Nine years ago, when he announced his run for president on the steps of the Illinois state capitol in Springfield, Barack Obama declared that “the ways of Washington must change.”
But in addition to the gridlock and rancor in Washington, the American political system has gotten much worse since Obama was elected, through no fault of his own.
The Supreme Court allowed unlimited secret campaign contributions and gutted the Voting Rights Act. Twenty-one states passed new voting restrictions targeting the core of Obama’s political coalition. Gerrymandering reached new lows following the 2010 election.
Returning to Springfield to address the Illinois legislature yesterday, Obama offered three ideas for how to repair America’s broken political system.
1. Reduce the corrosive influence of money in politics.

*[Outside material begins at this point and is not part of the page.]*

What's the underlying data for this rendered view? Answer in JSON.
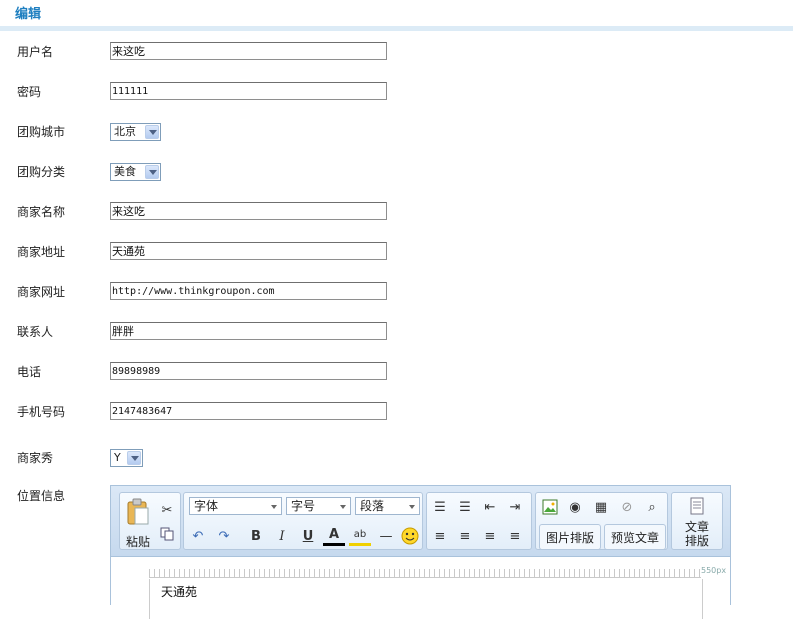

“I don’t believe that money is speech or that political spending should have no limits,” Obama said, in contrast to the Citizens United decision. He noted that 150 families have spent as much on the presidential race as the rest of the country combined. He said he supported a constitutional amendment “to set reasonable limits on financial influence in American elections,” and called for more modest immediate reforms
2. Change the way congressional districts are drawn.